* **How to complete this task**
From the first line to the last, copy the material exactly.

————————

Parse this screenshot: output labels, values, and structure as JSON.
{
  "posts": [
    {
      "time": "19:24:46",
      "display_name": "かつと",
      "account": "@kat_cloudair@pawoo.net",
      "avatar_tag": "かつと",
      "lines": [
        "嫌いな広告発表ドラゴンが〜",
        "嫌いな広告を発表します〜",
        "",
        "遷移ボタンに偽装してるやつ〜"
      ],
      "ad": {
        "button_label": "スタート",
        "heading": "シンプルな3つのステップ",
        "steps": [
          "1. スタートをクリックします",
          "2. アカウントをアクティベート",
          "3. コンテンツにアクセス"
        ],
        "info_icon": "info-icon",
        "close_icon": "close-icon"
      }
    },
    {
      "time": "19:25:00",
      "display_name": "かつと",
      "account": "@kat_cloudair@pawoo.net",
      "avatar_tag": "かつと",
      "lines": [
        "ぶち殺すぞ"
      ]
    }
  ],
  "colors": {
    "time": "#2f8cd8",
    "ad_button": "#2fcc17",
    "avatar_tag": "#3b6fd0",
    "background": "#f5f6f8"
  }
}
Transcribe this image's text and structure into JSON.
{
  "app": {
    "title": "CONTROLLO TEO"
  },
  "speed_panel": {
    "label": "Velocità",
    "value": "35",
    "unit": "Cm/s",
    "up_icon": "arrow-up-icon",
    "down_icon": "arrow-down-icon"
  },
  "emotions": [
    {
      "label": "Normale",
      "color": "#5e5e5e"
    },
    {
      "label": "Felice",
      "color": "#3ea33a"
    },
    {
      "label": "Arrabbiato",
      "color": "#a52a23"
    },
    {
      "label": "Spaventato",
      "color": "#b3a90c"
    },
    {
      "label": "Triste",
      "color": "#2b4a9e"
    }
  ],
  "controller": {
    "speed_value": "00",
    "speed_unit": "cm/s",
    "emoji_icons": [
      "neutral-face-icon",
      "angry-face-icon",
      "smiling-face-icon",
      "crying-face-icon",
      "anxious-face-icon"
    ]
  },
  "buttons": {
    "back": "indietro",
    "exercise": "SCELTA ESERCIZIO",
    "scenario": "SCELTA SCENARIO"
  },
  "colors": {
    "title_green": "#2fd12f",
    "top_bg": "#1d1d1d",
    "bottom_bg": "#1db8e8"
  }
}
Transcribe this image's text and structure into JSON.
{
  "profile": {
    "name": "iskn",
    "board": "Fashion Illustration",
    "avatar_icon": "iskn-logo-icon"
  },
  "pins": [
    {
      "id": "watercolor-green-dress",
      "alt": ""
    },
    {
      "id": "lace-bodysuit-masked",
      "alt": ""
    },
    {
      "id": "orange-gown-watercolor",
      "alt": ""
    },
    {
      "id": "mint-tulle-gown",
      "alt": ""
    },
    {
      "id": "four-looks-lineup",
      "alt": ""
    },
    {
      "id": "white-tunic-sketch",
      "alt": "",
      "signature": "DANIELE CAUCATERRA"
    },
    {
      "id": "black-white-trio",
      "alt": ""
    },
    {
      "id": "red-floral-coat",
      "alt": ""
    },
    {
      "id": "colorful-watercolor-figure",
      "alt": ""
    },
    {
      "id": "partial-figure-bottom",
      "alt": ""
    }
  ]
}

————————

* **Result of this task**
Parse this screenshot: output labels, values, and structure as JSON.
{
  "posts": [
    {
      "time": "19:24:46",
      "display_name": "かつと",
      "account": "@kat_cloudair@pawoo.net",
      "avatar_tag": "かつと",
      "lines": [
        "嫌いな広告発表ドラゴンが〜",
        "嫌いな広告を発表します〜",
        "",
        "遷移ボタンに偽装してるやつ〜"
      ],
      "ad": {
        "button_label": "スタート",
        "heading": "シンプルな3つのステップ",
        "steps": [
          "1. スタートをクリックします",
          "2. アカウントをアクティベート",
          "3. コンテンツにアクセス"
        ],
        "info_icon": "info-icon",
        "close_icon": "close-icon"
      }
    },
    {
      "time": "19:25:00",
      "display_name": "かつと",
      "account": "@kat_cloudair@pawoo.net",
      "avatar_tag": "かつと",
      "lines": [
        "ぶち殺すぞ"
      ]
    }
  ],
  "colors": {
    "time": "#2f8cd8",
    "ad_button": "#2fcc17",
    "avatar_tag": "#3b6fd0",
    "background": "#f5f6f8"
  }
}
Transcribe this image's text and structure into JSON.
{
  "app": {
    "title": "CONTROLLO TEO"
  },
  "speed_panel": {
    "label": "Velocità",
    "value": "35",
    "unit": "Cm/s",
    "up_icon": "arrow-up-icon",
    "down_icon": "arrow-down-icon"
  },
  "emotions": [
    {
      "label": "Normale",
      "color": "#5e5e5e"
    },
    {
      "label": "Felice",
      "color": "#3ea33a"
    },
    {
      "label": "Arrabbiato",
      "color": "#a52a23"
    },
    {
      "label": "Spaventato",
      "color": "#b3a90c"
    },
    {
      "label": "Triste",
      "color": "#2b4a9e"
    }
  ],
  "controller": {
    "speed_value": "00",
    "speed_unit": "cm/s",
    "emoji_icons": [
      "neutral-face-icon",
      "angry-face-icon",
      "smiling-face-icon",
      "crying-face-icon",
      "anxious-face-icon"
    ]
  },
  "buttons": {
    "back": "indietro",
    "exercise": "SCELTA ESERCIZIO",
    "scenario": "SCELTA SCENARIO"
  },
  "colors": {
    "title_green": "#2fd12f",
    "top_bg": "#1d1d1d",
    "bottom_bg": "#1db8e8"
  }
}
Transcribe this image's text and structure into JSON.
{
  "profile": {
    "name": "iskn",
    "board": "Fashion Illustration",
    "avatar_icon": "iskn-logo-icon"
  },
  "pins": [
    {
      "id": "watercolor-green-dress",
      "alt": ""
    },
    {
      "id": "lace-bodysuit-masked",
      "alt": ""
    },
    {
      "id": "orange-gown-watercolor",
      "alt": ""
    },
    {
      "id": "mint-tulle-gown",
      "alt": ""
    },
    {
      "id": "four-looks-lineup",
      "alt": ""
    },
    {
      "id": "white-tunic-sketch",
      "alt": "",
      "signature": "DANIELE CAUCATERRA"
    },
    {
      "id": "black-white-trio",
      "alt": ""
    },
    {
      "id": "red-floral-coat",
      "alt": ""
    },
    {
      "id": "colorful-watercolor-figure",
      "alt": ""
    },
    {
      "id": "partial-figure-bottom",
      "alt": ""
    }
  ]
}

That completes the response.